> Task brief
Check each line of the listing below for the string "Výkaz", then copy every line that has it.

> Available data
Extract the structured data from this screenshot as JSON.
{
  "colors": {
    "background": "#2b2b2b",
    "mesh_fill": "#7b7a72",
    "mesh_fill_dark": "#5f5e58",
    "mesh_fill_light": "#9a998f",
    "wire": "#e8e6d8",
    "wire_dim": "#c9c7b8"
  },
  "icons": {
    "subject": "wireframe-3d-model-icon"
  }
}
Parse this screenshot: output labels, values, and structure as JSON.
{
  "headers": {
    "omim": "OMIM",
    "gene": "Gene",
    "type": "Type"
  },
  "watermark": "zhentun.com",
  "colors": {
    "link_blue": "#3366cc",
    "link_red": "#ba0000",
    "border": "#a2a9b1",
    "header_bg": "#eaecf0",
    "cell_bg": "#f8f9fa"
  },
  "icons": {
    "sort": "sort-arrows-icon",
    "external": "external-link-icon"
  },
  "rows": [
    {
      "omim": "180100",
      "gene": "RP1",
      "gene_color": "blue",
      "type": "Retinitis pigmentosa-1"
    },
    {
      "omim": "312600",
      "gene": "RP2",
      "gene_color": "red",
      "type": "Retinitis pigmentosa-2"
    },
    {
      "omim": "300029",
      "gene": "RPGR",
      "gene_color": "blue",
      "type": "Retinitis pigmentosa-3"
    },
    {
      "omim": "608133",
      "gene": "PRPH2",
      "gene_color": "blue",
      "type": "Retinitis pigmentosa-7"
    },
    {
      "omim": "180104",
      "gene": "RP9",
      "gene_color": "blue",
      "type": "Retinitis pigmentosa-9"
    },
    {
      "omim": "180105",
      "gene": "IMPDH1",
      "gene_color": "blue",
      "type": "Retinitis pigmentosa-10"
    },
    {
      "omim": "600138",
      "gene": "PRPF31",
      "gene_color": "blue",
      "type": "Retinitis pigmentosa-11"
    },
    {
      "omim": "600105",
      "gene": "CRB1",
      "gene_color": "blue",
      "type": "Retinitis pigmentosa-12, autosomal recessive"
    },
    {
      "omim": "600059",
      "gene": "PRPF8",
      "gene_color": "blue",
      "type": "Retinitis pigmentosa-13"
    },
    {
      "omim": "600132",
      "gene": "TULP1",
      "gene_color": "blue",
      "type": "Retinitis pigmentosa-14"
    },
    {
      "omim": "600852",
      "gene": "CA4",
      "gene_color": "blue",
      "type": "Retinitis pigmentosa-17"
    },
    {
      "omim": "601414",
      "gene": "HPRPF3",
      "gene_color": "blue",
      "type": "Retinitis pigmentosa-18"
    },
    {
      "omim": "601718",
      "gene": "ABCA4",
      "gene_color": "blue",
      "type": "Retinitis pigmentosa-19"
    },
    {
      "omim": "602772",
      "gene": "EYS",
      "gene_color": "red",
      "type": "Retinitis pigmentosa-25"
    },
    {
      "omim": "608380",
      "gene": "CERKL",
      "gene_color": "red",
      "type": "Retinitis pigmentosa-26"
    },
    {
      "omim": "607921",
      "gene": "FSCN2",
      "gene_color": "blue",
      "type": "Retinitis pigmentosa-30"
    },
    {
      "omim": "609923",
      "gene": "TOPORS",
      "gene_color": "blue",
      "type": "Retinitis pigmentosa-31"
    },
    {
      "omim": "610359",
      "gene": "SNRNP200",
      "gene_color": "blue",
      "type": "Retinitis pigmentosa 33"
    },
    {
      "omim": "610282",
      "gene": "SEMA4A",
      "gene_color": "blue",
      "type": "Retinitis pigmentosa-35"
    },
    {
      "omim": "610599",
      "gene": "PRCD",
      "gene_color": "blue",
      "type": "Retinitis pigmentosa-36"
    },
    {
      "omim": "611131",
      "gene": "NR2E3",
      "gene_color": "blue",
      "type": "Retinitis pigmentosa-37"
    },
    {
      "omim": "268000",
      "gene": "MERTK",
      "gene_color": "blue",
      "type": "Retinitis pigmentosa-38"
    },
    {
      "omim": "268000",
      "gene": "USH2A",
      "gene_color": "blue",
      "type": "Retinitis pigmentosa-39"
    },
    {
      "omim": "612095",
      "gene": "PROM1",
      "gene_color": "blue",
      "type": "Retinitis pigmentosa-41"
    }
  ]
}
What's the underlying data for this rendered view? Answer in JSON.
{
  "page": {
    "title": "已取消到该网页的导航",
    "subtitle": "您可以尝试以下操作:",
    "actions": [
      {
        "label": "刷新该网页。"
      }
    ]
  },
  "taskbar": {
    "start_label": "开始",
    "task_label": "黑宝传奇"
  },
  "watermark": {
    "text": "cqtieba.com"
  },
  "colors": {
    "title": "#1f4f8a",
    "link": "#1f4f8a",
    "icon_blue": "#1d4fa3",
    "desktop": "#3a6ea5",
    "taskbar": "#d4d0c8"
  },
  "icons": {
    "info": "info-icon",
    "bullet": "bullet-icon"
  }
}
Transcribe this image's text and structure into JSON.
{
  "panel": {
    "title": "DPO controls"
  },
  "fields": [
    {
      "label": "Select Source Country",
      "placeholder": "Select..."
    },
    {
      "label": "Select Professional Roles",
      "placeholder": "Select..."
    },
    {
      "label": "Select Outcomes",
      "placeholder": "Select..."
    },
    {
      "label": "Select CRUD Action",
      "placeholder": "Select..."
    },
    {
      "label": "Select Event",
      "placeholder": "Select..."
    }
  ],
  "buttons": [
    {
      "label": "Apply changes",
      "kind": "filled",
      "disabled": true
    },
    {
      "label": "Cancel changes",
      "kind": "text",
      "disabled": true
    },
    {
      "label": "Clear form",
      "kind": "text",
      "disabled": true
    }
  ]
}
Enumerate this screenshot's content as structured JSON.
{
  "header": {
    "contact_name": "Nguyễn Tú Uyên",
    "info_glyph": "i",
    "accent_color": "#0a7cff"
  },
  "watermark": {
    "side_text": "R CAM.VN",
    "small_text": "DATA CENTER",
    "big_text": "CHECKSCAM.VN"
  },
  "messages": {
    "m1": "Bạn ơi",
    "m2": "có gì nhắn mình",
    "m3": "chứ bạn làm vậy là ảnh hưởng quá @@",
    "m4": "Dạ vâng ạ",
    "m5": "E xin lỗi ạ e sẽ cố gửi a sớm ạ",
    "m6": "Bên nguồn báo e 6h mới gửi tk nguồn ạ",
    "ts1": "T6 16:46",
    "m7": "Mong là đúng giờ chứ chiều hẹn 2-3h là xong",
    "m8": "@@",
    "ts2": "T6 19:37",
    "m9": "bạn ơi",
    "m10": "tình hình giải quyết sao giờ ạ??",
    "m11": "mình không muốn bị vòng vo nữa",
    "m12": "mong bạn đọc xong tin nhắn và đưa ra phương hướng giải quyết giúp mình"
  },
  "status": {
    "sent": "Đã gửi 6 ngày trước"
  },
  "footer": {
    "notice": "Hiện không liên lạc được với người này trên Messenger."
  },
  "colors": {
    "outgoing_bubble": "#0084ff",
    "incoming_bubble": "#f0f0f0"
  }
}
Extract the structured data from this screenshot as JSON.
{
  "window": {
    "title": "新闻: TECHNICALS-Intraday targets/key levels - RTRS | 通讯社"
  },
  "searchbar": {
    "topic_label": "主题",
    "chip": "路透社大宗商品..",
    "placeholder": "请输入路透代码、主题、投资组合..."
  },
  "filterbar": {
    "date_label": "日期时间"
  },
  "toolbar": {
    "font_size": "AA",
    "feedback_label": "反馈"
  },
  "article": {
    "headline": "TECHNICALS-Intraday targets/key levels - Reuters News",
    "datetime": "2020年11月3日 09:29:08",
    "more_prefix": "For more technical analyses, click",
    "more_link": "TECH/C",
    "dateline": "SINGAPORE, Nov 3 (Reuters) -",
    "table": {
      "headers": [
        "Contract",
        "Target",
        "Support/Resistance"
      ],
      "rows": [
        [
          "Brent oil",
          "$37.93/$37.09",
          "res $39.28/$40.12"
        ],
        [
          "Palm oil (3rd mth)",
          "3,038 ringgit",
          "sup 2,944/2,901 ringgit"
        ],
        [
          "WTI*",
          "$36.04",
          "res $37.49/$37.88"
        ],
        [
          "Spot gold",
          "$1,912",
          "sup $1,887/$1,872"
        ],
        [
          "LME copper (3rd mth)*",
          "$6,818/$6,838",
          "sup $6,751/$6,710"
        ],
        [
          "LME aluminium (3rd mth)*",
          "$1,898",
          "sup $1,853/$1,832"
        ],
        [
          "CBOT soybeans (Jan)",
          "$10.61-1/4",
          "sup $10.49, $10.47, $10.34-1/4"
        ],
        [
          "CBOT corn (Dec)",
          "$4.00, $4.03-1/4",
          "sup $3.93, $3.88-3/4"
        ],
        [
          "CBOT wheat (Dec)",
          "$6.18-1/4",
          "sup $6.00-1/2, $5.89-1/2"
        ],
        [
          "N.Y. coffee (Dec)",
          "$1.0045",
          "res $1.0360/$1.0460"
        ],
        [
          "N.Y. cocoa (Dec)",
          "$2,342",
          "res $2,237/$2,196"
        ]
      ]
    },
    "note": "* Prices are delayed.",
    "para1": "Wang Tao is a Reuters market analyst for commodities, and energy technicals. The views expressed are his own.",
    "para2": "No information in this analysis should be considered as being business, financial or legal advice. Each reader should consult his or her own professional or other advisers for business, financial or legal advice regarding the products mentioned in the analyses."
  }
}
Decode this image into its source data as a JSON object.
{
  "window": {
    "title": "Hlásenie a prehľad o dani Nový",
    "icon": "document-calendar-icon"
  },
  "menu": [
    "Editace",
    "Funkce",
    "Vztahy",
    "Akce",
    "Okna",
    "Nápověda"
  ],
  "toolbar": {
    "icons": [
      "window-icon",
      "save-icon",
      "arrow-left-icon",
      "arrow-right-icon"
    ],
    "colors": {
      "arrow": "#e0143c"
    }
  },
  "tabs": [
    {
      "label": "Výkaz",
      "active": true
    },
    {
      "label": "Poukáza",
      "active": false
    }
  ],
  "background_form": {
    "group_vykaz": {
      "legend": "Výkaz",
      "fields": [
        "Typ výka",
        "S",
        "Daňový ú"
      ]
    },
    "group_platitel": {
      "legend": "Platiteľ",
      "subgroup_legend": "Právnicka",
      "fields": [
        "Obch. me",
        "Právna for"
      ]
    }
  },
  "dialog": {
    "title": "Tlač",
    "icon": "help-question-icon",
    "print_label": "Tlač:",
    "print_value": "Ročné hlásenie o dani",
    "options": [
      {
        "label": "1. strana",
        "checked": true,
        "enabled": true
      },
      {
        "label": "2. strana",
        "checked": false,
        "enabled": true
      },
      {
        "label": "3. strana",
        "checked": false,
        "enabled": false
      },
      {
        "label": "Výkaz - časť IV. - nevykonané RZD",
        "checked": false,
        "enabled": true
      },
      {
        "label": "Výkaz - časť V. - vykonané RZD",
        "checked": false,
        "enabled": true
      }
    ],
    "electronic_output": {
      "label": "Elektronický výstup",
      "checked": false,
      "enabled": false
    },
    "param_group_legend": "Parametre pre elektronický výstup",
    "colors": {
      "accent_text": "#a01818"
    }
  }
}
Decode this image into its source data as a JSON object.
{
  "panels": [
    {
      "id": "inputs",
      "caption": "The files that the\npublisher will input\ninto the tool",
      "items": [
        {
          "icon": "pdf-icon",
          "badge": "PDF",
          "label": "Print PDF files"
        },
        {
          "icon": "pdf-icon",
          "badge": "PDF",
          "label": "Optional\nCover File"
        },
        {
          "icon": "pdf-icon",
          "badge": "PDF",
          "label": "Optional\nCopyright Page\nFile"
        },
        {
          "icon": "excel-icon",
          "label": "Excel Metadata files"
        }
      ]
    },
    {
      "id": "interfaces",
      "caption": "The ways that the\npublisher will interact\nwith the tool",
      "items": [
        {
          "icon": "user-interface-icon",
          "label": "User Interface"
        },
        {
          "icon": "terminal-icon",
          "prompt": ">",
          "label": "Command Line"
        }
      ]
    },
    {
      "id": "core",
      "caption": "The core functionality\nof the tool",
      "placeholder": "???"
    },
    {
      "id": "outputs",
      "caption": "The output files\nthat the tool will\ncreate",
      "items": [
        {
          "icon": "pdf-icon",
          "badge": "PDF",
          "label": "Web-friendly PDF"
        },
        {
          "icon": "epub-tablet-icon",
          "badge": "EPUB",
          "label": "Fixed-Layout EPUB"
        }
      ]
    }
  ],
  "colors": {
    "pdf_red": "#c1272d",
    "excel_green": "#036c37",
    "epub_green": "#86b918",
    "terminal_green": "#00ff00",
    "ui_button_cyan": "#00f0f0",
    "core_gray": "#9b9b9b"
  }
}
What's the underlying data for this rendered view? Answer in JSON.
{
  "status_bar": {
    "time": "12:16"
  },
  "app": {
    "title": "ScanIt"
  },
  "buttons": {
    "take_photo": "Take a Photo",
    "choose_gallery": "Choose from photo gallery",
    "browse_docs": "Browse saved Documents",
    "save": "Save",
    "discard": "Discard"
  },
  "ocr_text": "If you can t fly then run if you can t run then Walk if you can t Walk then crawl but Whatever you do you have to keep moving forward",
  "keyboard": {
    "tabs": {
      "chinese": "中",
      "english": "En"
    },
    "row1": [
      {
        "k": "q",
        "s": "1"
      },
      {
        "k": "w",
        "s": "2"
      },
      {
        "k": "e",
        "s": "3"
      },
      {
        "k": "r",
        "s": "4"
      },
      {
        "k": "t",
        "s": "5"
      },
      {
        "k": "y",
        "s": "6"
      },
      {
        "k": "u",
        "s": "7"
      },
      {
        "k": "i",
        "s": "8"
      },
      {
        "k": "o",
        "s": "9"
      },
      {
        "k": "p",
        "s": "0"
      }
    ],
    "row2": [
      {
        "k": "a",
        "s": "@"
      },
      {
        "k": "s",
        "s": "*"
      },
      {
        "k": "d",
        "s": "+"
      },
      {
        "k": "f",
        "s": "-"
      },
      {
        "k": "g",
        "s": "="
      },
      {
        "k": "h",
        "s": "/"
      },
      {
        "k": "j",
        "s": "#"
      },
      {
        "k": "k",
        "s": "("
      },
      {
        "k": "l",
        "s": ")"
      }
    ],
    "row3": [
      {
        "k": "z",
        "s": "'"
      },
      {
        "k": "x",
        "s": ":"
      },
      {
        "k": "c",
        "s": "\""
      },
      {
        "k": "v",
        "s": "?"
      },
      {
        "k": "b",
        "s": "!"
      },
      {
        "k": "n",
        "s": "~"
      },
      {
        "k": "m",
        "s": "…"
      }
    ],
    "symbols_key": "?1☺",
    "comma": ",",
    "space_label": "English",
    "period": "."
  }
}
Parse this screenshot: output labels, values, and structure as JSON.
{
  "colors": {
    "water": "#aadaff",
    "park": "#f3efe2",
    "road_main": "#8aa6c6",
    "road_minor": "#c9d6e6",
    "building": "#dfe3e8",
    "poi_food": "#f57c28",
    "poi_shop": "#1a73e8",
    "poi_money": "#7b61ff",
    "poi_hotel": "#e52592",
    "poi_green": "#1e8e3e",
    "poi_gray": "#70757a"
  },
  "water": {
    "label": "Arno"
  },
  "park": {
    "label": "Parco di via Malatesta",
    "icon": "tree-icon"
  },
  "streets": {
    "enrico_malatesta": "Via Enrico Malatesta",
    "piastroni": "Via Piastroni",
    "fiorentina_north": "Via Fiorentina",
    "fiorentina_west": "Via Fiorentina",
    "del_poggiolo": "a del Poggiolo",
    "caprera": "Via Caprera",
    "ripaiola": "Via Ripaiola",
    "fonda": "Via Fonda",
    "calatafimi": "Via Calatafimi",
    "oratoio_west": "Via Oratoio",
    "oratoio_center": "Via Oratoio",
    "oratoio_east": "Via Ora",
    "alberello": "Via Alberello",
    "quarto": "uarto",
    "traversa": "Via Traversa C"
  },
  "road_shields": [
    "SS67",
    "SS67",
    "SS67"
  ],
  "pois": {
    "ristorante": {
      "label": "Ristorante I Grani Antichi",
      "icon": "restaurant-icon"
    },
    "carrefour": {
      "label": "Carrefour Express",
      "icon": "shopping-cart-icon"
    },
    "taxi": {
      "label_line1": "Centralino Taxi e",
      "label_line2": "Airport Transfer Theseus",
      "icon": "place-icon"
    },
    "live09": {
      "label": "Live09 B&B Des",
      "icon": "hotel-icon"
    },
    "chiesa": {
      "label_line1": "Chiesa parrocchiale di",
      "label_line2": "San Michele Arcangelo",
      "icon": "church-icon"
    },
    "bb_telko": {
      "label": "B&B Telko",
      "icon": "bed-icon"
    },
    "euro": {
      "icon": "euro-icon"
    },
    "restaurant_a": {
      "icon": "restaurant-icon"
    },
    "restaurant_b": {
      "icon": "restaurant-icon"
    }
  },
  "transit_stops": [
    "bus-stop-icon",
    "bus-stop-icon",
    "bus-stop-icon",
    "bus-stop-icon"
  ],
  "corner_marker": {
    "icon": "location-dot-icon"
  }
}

> Solved exercise
      "label": "Výkaz",
      "legend": "Výkaz",
        "label": "Výkaz - časť IV. - nevykonané RZD",
        "label": "Výkaz - časť V. - vykonané RZD",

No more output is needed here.